Japan’s experience shows there’s no limit to how low yields can go, said Yusuke Ito, the senior investor in Tokyo at Mizuho Asset, which oversees about $50 billion. The nation’s 10-year yield has plunged as low as minus 0.3 percent, and the 20-year reached minus 0.005 percent. While the U.S. is more welcoming to immigrants than Japan, that won’t be enough to offset downward pressure on the economy, said Ito. Last August, he warned that the Federal Reserve was "going to be premature" in raising interest rates, drawing on his experience of false dawns in Japan.
“Japan is aging the fastest,” Ito said. “The economic boom is busted" in the Asian nation, he said. "There is no sign of recovery. That’s something that will happen to the other economies.”
Bond bulls have been rewarded around the world. Bank of America Corp. indexes show Japanese debt returned 7.1 percent in the first six months of the year, while Treasuries rallied 5.7 percent, their best first half in six years.
Treasury 30-year yields tumbled to an unprecedented 2.0882 percent Monday even after the Labor Department reported at the end of last week the U.S. added 287,000 jobs in June, versus 180,000 projected by a Bloomberg survey of economists. Job growth over the last three months averaged 147,000, down from about 196,000 in the first quarter.
U.S. 10-year yields rose six basis points to 1.42 percent as of 1:28 p.m. in New York, based on Bloomberg Bond Trader data.
Japanification has been a minority view.

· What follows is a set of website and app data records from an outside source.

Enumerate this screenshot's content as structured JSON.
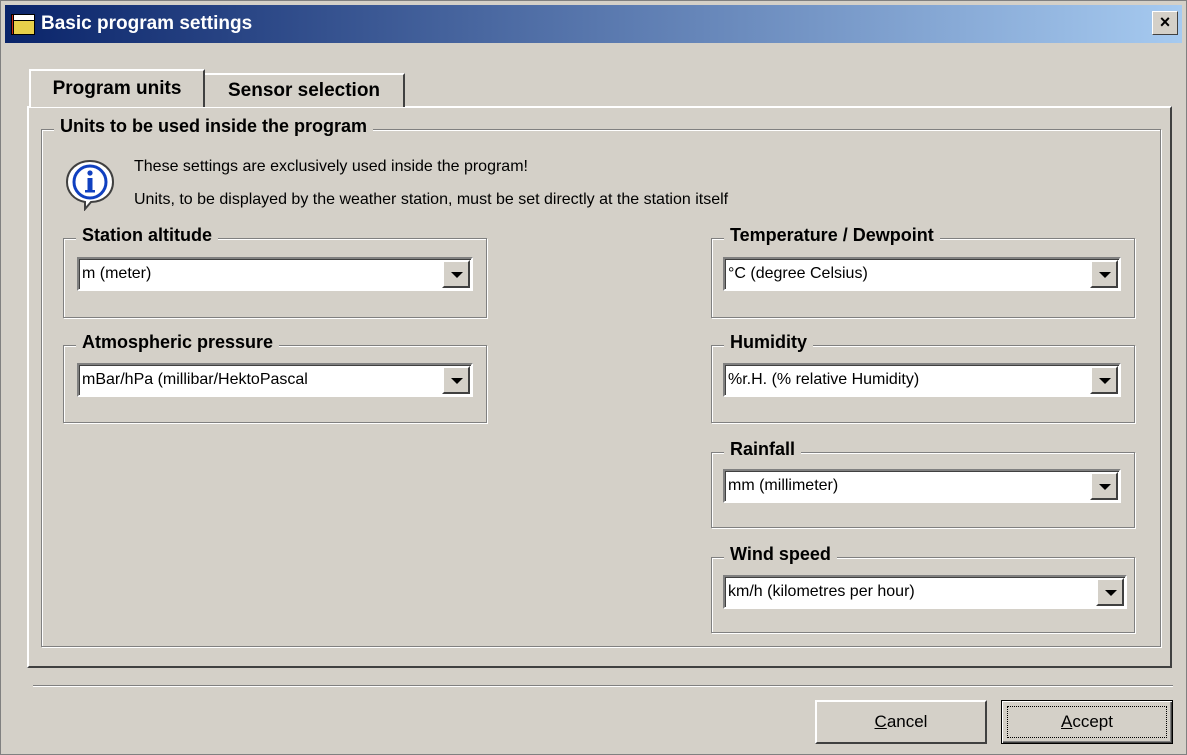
{
  "window": {
    "title": "Basic program settings",
    "close_label": "×"
  },
  "tabs": [
    {
      "label": "Program units",
      "active": true
    },
    {
      "label": "Sensor selection",
      "active": false
    }
  ],
  "units_group": {
    "legend": "Units to be used inside the program",
    "info_line1": "These settings are exclusively used inside the program!",
    "info_line2": "Units, to be displayed by the weather station, must be set directly at the station itself"
  },
  "fields": {
    "station_altitude": {
      "label": "Station altitude",
      "value": "m (meter)"
    },
    "atmospheric_pressure": {
      "label": "Atmospheric pressure",
      "value": "mBar/hPa (millibar/HektoPascal"
    },
    "temperature": {
      "label": "Temperature / Dewpoint",
      "value": "°C (degree Celsius)"
    },
    "humidity": {
      "label": "Humidity",
      "value": "%r.H. (% relative Humidity)"
    },
    "rainfall": {
      "label": "Rainfall",
      "value": "mm (millimeter)"
    },
    "wind_speed": {
      "label": "Wind speed",
      "value": "km/h (kilometres per hour)"
    }
  },
  "buttons": {
    "cancel_first": "C",
    "cancel_rest": "ancel",
    "accept_first": "A",
    "accept_rest": "ccept"
  },
  "colors": {
    "titlebar_start": "#0a246a",
    "titlebar_end": "#a6caf0",
    "face": "#d4d0c8"
  }
}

Bloomberg’s monthly surveys of U.S. economists have consistently -- and incorrectly -- projected yields would rise. Janus Capital Group Inc.’s Bill Gross told Bloomberg Television last week that sovereign bond yields at record lows are "too risky." The latest survey projects the 10-year yield will climb to 1.75 percent by year-end, with the most recent forecasts given the heaviest weightings.
Hideaki Kuriki, a debt investor at Sumitomo Mitsui Trust, which oversees $81 billion in Tokyo, sees it from a different perspective. Positive U.S. yields compare favorably to negative 10-year yields in both Japan and Germany just as Britain’s exit from the European Union threatens to slow global growth, he said. The world’s biggest sovereign debt market also has greater liquidity, Kuriki said.
“The world economy will decline,” he said. “U.S. Treasury yields will go down. The Fed can’t hike.”
The U.S. economy expanded 1.1 percent in the first quarter, the slowest pace in a year, and futures contracts show the odds of a central bank increase this year are about 29 percent. Japanese investors bought bonds abroad for a 12th straight month in June, according to the Ministry of Finance, with Treasuries their favored market.
The U.S. inflation rate is 0.9 percent based on a gauge the Fed monitors, and it has been below the 2 percent target for more than four years. The five-year, five-year break-even rate, the bond market’s expectation for the pace consumer prices will increase from 2021 to 2026, tumbled to 1.3 percent, the lowest level in data compiled by Bloomberg that go back to 1999. The Bank of Japan’s favored measure of living costs fell 0.4 percent in May from a year earlier.
Diam Co., which manages $168 billion, isn’t ready to sell its long-term Treasuries.
"There’s almost no reason to reduce exposure," said Hajime Nagata, a bond investor for the company in Tokyo. “Our expectation for the U.S. economy is probably worse than the market’s."